When all was said and done, we both had wonderful runs and even managed to locate a Dunkin Donuts afterward (she for coffee, me for the decadent frosted treats). For us, it was a perfect day together, and we were home in time to play with the little one the rest of the afternoon.

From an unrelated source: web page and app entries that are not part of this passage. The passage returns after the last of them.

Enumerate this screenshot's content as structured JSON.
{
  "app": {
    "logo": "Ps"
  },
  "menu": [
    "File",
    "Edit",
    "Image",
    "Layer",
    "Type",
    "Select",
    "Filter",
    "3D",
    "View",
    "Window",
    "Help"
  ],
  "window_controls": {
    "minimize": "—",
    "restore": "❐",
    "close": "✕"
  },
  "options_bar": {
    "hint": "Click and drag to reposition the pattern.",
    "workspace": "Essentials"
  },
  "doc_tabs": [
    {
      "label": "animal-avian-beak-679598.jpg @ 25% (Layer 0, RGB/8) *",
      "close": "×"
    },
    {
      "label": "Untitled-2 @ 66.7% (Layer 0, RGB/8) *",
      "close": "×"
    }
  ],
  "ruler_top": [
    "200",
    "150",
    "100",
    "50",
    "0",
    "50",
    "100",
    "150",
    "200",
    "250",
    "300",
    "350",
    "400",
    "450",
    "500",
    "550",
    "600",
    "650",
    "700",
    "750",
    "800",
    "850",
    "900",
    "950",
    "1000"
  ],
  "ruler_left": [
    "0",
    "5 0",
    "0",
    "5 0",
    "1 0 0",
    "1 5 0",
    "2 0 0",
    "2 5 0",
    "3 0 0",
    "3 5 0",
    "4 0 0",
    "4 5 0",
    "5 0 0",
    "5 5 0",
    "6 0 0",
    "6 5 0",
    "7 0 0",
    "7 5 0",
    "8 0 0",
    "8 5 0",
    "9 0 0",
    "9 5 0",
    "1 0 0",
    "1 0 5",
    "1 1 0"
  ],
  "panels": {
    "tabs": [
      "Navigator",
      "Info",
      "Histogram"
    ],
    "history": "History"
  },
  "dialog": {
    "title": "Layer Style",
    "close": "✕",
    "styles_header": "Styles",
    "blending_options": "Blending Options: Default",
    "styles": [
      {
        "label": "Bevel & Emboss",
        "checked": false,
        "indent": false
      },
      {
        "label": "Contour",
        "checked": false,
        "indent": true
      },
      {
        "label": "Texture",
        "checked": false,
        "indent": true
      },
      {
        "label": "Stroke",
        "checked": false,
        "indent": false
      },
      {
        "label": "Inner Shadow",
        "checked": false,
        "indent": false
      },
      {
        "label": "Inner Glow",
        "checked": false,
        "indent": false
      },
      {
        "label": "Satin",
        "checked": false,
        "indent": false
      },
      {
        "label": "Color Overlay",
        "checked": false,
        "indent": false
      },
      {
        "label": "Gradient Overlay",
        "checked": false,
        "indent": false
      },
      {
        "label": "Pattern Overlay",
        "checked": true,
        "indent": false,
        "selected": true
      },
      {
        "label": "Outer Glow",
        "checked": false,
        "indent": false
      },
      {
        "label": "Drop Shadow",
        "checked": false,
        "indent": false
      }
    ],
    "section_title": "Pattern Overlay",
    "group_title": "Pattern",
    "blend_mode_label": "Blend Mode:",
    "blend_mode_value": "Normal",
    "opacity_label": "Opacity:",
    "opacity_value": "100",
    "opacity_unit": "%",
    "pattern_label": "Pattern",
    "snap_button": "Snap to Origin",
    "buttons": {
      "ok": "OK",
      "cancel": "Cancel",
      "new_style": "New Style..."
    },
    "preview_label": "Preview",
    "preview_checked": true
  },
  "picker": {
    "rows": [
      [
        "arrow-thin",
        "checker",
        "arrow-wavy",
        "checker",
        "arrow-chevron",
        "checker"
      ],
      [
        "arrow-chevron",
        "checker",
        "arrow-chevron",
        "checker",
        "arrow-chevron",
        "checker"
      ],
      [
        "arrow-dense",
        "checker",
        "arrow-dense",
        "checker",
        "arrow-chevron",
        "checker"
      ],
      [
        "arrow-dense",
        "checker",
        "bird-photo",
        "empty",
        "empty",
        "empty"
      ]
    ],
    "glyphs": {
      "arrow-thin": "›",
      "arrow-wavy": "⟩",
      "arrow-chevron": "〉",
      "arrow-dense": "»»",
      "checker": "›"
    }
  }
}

I’m scheduled for the Mudders and Grunter’s 5 mile trail race next Sunday (March 29), and with rain predicted later this week that should be a delightful slop fest. That race seems to get more crowded every year, as more and more runners recognize the fun and adventure of running off-road (and crossing a chest-deep, ice-cold stream about a half-mile before the finish line). After that race, I’m going to refuel and then head across the river back to Bear Mountain to run the middle 17 miles of the 50k course. When I'm done, I will have seen the entire 50k course, which should give me more confidence and peace of mind going into the event. Now, you might say that racing a five miler and then heading out for a 17 mile trail run is a rather nutty plan, and you are probably right. But I’m sticking with it because I feel strongly that I need more long trail runs in order to be successful on May 9 in the 50k. I’ll post information about the middle 17 on this blog next week.